The extended ROM (94 KB total) is holding the BASIC instructions to pilot the Genlock (HBI-G900), RS-232 and laserdisks.

The HBI-G900 (Videotizer) unit sold separately was used to capture external pictureq through a PAL encoder and evenually mix it with pictures generated by the computer.

A special version of the software Multiteloper was developped to take advantage of the special features of this computer. The price of the software and the hardware was strictly limiting them to video edition professionals.

The HB-G900F was later replaced by more advanced models such as the HB-F900 and HB-G900AP.

The coolest thing is that one of these systems could be found in the MIR space station, apparently used for video capture. Pictures and videos showing the HB-G900 and HBI-G900 in the space station, can be found on this site.

Pictures and info from Olivier Hustin.

ShareThis


 

 

NAME  Hit-Bit G900F
MANUFACTURER  Sony
TYPE  Home Computer
ORIGIN  Japan
YEAR  1985
BUILT IN LANGUAGE  MSX Basic 2.0 (with extended instruction set)
KEYBOARD  Full-stroke keyboard including 5 function keys, numeric keypad and 4 arrow keys
CPU  Zilog Z80A
SPEED  3.58 MHz
CO-PROCESSOR  Video Display Processor : V9938 (MSX-VIDEO)
RAM  64 KB
VRAM  128 KB
ROM  94 KB
TEXT MODES  40 x 24 / 32 x 24
GRAPHIC MODES  64 x 48 / 256 x 192 / 256 x 212 / 512 x 212
COLORS  512
SOUND  3 channels, 8 octaves
I/O PORTS  2 joystick sockets, 2 cartridge slots, Tape (1200/2400 baud), RGB (scart), Composite Video, Centronics, RS-232 serial port, Audio in/out, Video In connector for VideoTizer (HBI-G 900)
BUILT IN MEDIA  3.5'' disk unit (720 KB double side, double density)
OS  MSX Basic 2.0 (with extended instruction set)
PRICE  HB-G900F : 10.600FF
HBI-G900 Videotizer : 8.000FF
Multiteloper : 5.000FF
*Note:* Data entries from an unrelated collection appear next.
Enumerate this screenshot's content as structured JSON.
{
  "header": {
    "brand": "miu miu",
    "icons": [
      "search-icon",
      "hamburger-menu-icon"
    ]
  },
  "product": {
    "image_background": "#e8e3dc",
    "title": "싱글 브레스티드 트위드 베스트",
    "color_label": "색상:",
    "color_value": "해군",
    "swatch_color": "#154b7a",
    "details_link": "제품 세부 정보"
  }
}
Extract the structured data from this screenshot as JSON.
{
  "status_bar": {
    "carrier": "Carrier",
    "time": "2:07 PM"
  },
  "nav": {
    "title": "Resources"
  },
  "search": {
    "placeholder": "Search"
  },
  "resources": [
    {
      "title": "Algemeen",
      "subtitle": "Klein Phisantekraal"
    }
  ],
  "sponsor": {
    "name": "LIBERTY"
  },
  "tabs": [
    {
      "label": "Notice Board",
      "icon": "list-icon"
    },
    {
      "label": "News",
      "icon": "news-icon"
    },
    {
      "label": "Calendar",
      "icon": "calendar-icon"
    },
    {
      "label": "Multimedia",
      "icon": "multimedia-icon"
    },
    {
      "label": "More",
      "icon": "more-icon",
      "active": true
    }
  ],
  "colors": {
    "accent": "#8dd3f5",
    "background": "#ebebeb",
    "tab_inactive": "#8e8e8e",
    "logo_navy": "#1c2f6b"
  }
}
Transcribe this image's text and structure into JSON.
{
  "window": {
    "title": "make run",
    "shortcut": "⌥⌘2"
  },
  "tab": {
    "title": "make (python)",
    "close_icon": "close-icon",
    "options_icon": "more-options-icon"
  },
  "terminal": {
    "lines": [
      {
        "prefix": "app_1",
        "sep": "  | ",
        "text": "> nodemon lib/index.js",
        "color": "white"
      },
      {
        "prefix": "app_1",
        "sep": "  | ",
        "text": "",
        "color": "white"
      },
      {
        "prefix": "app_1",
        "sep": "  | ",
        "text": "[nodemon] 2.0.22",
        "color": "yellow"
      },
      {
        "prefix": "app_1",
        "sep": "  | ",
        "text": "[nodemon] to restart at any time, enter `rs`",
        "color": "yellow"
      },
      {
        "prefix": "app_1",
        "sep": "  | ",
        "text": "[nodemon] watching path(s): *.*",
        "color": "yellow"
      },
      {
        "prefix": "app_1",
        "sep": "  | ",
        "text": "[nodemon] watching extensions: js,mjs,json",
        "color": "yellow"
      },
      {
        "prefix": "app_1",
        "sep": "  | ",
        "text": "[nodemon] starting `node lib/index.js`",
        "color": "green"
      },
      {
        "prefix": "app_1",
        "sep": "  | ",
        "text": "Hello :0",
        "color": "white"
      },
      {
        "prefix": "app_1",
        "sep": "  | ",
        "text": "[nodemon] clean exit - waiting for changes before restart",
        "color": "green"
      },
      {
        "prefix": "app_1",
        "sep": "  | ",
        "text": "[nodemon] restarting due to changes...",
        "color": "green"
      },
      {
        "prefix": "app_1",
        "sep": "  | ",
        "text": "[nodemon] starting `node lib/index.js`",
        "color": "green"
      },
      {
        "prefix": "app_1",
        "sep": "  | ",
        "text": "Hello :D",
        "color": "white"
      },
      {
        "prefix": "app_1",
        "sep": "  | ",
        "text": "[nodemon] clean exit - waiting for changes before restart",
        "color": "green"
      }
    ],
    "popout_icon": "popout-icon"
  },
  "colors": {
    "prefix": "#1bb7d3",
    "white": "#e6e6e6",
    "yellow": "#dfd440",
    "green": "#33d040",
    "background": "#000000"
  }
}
retro computing t-shirts and goodies
3D Cubes
BASIC code
Breakout
C64 maze generator
Pak Pak Monster
Pixel adventure
Pixel Deer
Ready prompt
Shooting gallery
Spiral program
Vector ship

Related Ebay auctions in real time - click to buy yours







 
Click here to go to the top of the page   
Contact us | members | about old-computers.com | donate old-systems | FAQ
OLD-COMPUTERS.COM is hosted by - NYI (New York Internet) -